In a library, however, there are also numerous so-called technical employees who make sure that all practical processes work. Their work differs from library to library, but what they have in common is that you cannot open the doors in the morning without the technical colleagues: Among other things, they are responsible for staffing the service counter, cashier transactions, hiring and all kinds of organizational matters. Another group is the FaMis - an abbreviation for "Fachangestelle / r für Medien und Informationsdienste", the apprenticeship in the library industry. In a very simplified way, one can imagine these colleagues as an "interface" between librarians and technical colleagues; they are at home in both areas. And as if these three groups weren't enough, there are still FaMi trainees in training, library assistants (according to the former training), interns, volunteers, assistants, lecturers ...

You are a librarian?!? Is not that boring?

Phew This myth persists and always gets on my tail when I look at me from top to bottom as soon as I tell what I work as. "What," is then said, "now please explain to me what motivates a young person to work in a library: Isn't it boring to sort books all day?"

1. No.


2. No!


3. OH NO.



... You notice that I could go on forever in my indignation, which always arises over the subject. Because libraries - and I am speaking here for public libraries; to go into scientific research would go beyond any framework - they are the opposite of boring, they are in fact in a constant state of flux. Libraries have so many tasks: to make knowledge and information available to everyone free of charge or inexpensively, they offer an open space for all citizens, they are a meeting place for entire cities, villages and neighborhoods. They do this with an up-to-date range of media, long opening times, open Saturdays and new (digital) formats. Libraries are exciting and stimulating venues: In 2016, German libraries organized a total of 384,000 events, almost half of which were for children! Because libraries are ALSO for children, but not only. Of course, especially in public libraries like the Munich City Library, attention is paid to promoting reading and making media accessible to children. In fact, there were 2,237 events in 2016 for children and young people, but that is in the nature of things - learning (to love) to read and imparting media skills are very important in these target groups. But the offers for adults in libraries are also impressive, such as author readings and writing workshops, discussion groups and reading groups, language courses and film series!
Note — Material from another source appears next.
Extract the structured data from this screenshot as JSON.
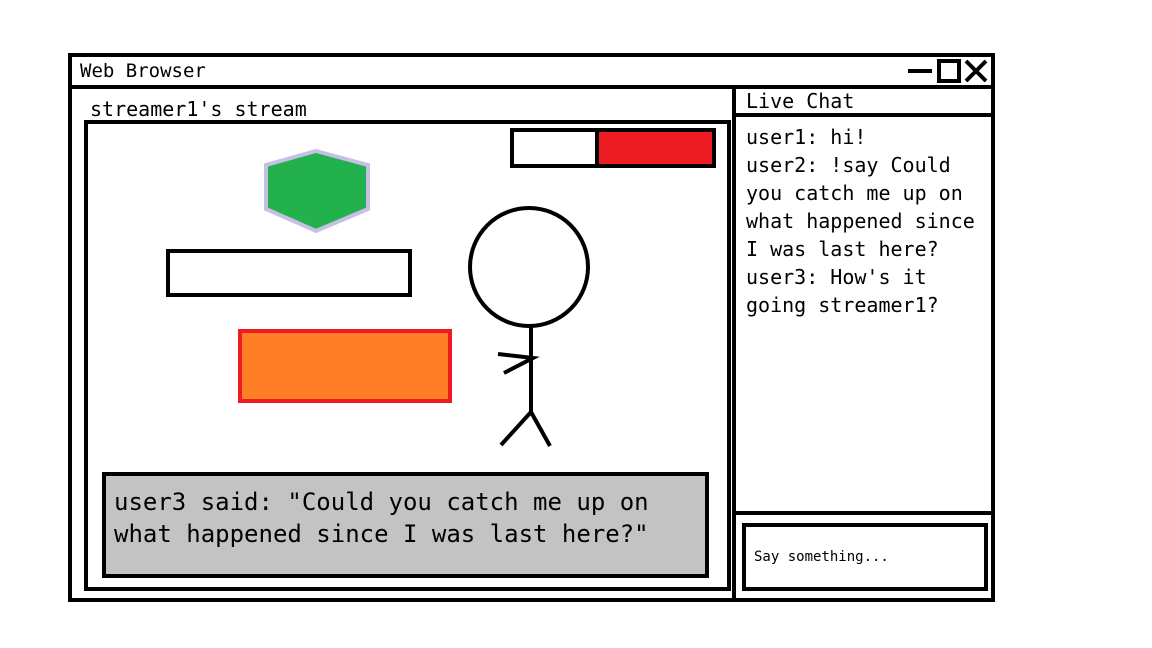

And that's just a small excerpt ...

Librarians are not allowed to be disturbed.

As a library user, you know it: you walk past the information counter and the librarians sit there and concentrate on their work on the screen. SO concentrated that some users may not dare to “disturb” us. But: You don't bother us at all! Because the screen work that we do in our “counter hours” is the actual side work when there is less going on in the so-called public area. Because we actually only sit there at the counters to be there for you as a contact person, to help and to advise you on research and media selection. So, trust and ask - I mean, I can say that all of my colleagues will be happy to respond to a friendly “Hello, can you help me?”

And it all ends with a fall from the book ladder ...

Do you also know the picture: the bald, long-bearded librarian on a high ladder in a dark study room lined with mountains of books? And if you represent yourself on the ladder ... huijuijui. At least in the district libraries of the Munich City Library we do not have such ladders, but unfortunately I cannot speak for other libraries. However, there is actually one sudden cause of death that colleagues seem to fear and a quick survey of the team revealed: sudden death in the workplace from falling shelves! Fortunately, with the good protection in the workplace that we enjoy, that is impossible ... 😉

If you can't get enough of facts and figures about the world of libraries, please click here: This is the link to "Report on the State of the Libraries 2017/18"

Featured Image: Alan Lin / Unsplash